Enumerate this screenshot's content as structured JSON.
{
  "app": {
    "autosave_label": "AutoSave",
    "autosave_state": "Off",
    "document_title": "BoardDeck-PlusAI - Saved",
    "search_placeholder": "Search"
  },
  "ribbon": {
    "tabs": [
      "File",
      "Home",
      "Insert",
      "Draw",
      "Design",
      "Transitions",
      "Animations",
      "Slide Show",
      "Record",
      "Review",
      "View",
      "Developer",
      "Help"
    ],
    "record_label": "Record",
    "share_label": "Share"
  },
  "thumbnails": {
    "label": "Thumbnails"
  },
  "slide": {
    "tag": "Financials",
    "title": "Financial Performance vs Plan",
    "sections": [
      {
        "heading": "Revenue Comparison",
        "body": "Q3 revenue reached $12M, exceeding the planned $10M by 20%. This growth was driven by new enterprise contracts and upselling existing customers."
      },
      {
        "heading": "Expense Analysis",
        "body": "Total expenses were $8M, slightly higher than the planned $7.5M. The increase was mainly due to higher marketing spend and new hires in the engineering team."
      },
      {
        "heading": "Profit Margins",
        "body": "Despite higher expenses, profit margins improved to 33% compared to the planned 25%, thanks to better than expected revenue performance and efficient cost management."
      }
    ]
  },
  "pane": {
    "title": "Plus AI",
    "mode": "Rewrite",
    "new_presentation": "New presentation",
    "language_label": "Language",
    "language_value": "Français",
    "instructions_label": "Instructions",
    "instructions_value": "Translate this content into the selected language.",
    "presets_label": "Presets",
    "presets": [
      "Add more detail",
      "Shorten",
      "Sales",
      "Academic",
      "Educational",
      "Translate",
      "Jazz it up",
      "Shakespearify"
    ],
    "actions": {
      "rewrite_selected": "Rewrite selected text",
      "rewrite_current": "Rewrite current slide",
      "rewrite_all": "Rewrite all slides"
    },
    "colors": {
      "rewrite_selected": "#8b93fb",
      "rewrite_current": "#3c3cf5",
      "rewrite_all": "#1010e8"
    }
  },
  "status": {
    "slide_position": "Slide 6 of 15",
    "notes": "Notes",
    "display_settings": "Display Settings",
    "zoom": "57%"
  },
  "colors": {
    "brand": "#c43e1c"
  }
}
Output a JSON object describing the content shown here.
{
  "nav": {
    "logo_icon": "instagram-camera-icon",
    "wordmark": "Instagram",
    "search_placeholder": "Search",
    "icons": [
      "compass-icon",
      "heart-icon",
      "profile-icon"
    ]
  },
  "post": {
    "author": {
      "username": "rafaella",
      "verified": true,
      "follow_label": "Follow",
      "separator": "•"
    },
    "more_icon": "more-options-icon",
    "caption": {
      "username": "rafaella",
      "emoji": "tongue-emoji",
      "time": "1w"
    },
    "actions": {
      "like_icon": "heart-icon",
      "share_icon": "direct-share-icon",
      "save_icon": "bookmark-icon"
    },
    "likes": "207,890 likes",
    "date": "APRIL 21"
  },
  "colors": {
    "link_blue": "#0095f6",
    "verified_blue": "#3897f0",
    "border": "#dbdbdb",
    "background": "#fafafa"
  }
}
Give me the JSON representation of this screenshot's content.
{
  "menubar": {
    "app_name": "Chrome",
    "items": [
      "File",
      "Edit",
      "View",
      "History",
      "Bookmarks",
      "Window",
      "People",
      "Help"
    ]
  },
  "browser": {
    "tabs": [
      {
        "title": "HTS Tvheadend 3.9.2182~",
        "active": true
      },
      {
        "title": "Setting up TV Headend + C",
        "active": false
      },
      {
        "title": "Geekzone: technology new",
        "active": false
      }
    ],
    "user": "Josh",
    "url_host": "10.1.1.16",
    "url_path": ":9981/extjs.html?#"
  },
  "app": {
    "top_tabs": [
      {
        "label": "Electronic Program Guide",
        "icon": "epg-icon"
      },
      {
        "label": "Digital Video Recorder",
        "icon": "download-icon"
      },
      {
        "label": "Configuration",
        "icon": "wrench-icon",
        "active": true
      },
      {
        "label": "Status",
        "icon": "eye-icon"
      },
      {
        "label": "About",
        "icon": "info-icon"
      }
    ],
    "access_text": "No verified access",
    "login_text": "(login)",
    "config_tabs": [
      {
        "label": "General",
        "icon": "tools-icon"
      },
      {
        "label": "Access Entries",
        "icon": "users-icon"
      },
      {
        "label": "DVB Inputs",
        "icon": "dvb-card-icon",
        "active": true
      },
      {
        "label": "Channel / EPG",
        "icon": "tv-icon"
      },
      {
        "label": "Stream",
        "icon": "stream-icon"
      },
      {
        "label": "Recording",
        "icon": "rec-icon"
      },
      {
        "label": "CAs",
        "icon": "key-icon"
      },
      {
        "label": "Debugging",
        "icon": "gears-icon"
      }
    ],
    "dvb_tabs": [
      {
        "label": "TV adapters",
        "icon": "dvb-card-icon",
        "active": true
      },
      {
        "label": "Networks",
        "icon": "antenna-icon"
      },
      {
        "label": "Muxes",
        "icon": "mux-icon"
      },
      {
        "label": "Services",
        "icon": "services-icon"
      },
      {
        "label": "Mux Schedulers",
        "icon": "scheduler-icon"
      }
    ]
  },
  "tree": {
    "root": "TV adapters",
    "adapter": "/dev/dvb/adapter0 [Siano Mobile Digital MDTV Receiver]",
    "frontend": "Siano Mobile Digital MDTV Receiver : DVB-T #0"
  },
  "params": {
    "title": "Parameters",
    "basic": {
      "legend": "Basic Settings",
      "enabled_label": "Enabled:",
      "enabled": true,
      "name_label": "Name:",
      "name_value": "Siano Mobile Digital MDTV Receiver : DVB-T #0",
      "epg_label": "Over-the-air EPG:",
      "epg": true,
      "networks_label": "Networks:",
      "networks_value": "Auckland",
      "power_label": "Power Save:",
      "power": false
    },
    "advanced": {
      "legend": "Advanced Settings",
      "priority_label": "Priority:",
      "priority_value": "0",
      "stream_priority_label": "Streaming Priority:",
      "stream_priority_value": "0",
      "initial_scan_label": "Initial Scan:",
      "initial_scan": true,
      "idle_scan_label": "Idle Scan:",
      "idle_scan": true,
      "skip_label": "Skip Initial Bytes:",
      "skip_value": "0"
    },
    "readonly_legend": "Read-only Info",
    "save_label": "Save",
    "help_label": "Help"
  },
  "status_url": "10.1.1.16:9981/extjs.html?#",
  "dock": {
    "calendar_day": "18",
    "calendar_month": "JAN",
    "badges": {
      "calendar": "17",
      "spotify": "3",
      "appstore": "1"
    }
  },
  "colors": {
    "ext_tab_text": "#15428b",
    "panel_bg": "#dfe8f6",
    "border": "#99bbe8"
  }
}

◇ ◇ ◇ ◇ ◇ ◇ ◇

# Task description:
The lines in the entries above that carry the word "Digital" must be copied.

# Completed exercise:
        "label": "Digital Video Recorder",
    "adapter": "/dev/dvb/adapter0 [Siano Mobile Digital MDTV Receiver]",
    "frontend": "Siano Mobile Digital MDTV Receiver : DVB-T #0"
      "name_value": "Siano Mobile Digital MDTV Receiver : DVB-T #0",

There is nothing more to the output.